_REQUIRED ACTION_
Wherever the string "this" turns up in the data, copy the whole line.

_LISTED RECORDS_
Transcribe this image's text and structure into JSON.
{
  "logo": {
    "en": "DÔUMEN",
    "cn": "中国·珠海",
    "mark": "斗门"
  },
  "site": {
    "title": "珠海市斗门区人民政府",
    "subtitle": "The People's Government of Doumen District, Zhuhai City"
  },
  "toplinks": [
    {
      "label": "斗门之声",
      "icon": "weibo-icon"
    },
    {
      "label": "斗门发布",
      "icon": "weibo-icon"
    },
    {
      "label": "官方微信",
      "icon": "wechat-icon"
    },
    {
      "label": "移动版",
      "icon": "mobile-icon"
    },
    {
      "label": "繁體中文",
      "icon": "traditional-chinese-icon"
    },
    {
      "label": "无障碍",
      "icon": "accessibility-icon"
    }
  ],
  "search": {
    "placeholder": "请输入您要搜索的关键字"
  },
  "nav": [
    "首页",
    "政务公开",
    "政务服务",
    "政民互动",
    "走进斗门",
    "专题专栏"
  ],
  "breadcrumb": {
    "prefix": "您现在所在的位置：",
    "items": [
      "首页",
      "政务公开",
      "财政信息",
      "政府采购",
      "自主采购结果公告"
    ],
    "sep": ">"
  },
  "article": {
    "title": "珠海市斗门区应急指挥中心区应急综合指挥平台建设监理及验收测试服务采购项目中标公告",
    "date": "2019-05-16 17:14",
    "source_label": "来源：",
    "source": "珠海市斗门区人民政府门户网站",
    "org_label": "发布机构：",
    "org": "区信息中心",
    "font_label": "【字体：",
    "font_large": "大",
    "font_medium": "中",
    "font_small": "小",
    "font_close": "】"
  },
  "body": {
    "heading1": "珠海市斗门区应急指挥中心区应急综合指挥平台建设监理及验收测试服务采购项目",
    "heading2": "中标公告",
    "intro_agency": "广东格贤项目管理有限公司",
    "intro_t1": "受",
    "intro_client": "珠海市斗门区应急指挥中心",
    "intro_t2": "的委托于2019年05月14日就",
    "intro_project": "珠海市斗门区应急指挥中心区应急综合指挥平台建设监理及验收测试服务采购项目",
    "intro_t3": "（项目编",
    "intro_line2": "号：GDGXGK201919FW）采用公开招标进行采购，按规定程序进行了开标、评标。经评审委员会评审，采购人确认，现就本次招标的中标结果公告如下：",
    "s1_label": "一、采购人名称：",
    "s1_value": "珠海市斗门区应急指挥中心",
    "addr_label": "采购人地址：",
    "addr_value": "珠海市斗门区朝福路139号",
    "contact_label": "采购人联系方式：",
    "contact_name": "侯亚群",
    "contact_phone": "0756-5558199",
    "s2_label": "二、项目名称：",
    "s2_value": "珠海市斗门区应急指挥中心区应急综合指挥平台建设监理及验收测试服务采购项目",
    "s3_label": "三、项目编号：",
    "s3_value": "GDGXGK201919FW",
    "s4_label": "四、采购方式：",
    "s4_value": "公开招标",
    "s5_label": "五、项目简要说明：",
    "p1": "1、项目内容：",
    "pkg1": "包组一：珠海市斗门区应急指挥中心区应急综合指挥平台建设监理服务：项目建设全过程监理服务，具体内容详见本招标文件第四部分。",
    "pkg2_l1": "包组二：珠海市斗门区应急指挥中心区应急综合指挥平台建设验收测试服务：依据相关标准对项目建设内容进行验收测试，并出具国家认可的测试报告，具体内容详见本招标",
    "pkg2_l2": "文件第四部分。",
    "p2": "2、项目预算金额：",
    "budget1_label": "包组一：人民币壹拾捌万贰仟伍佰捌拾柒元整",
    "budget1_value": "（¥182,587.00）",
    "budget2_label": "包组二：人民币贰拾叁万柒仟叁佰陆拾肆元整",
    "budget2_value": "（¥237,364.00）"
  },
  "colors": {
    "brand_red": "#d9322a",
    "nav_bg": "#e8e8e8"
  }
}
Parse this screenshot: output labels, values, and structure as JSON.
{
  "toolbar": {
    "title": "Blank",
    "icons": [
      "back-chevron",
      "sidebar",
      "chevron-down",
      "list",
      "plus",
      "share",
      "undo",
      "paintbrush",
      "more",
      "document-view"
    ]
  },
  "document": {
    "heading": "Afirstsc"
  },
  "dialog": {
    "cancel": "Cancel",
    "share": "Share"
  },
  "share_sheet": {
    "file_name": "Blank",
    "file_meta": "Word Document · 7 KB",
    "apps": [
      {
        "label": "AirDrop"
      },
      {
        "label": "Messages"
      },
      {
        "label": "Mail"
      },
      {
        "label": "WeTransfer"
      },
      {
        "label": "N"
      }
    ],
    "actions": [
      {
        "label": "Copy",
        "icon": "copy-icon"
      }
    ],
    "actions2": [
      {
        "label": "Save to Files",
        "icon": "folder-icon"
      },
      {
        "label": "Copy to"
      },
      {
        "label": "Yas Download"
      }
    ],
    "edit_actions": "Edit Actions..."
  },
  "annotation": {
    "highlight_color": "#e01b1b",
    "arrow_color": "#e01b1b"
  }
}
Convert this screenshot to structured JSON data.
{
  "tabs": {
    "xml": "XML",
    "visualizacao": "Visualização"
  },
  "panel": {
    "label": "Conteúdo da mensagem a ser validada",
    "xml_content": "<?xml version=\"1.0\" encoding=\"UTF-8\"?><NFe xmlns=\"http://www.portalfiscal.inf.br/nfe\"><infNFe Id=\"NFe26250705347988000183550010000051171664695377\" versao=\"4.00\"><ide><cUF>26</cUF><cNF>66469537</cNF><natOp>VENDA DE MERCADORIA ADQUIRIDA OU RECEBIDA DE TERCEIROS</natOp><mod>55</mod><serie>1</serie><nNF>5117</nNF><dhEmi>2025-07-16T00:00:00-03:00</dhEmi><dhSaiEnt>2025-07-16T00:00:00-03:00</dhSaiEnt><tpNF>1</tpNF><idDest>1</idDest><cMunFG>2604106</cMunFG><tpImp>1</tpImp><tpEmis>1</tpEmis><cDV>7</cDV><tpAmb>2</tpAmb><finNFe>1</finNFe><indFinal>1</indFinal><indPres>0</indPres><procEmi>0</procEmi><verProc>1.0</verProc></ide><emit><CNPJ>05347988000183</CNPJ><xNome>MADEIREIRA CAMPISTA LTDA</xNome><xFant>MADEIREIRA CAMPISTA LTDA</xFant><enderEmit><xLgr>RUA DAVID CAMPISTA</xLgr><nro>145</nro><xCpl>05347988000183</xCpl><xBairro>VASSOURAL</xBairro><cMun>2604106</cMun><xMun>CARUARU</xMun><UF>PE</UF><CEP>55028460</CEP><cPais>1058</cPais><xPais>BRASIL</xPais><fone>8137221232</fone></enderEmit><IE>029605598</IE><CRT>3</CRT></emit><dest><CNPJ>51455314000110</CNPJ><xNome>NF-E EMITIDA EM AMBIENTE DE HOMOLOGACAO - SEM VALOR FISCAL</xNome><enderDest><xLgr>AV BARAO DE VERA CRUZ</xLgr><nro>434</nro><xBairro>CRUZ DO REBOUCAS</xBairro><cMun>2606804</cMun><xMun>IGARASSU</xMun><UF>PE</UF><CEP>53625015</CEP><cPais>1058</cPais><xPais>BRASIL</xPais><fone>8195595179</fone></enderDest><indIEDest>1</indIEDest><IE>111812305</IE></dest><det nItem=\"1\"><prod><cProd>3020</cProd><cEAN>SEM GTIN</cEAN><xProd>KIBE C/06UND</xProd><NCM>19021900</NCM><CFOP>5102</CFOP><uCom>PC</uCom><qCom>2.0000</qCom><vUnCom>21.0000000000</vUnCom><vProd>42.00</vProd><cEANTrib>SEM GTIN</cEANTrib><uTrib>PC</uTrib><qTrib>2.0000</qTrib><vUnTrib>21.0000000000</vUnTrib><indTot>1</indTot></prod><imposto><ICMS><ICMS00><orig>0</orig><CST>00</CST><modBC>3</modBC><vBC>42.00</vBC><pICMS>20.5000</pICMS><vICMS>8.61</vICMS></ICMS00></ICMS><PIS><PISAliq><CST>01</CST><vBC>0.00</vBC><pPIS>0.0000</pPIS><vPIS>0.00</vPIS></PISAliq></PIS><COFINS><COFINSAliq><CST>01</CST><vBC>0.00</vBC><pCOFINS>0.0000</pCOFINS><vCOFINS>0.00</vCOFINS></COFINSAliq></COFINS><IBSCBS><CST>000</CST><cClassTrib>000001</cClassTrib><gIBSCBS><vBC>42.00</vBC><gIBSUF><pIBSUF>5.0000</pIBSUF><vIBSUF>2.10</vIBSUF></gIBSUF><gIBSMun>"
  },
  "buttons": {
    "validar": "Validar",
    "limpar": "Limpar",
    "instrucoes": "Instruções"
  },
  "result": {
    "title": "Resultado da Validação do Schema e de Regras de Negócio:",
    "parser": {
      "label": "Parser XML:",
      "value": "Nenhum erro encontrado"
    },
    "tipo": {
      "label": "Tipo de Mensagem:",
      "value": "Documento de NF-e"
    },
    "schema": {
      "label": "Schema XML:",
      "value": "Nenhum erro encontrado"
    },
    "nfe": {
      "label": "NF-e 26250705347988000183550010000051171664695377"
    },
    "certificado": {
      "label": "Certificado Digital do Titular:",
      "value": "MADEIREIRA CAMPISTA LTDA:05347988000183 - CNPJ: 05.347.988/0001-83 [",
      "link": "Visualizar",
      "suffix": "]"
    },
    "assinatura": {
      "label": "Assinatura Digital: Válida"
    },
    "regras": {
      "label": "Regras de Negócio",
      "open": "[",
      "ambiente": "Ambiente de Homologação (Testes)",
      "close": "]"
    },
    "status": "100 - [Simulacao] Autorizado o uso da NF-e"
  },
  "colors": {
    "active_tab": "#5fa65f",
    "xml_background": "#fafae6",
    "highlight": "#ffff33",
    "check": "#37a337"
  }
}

_RESULT_
Transcribe this image's text and structure into JSON.
Parse this screenshot: output labels, values, and structure as JSON.
Convert this screenshot to structured JSON data.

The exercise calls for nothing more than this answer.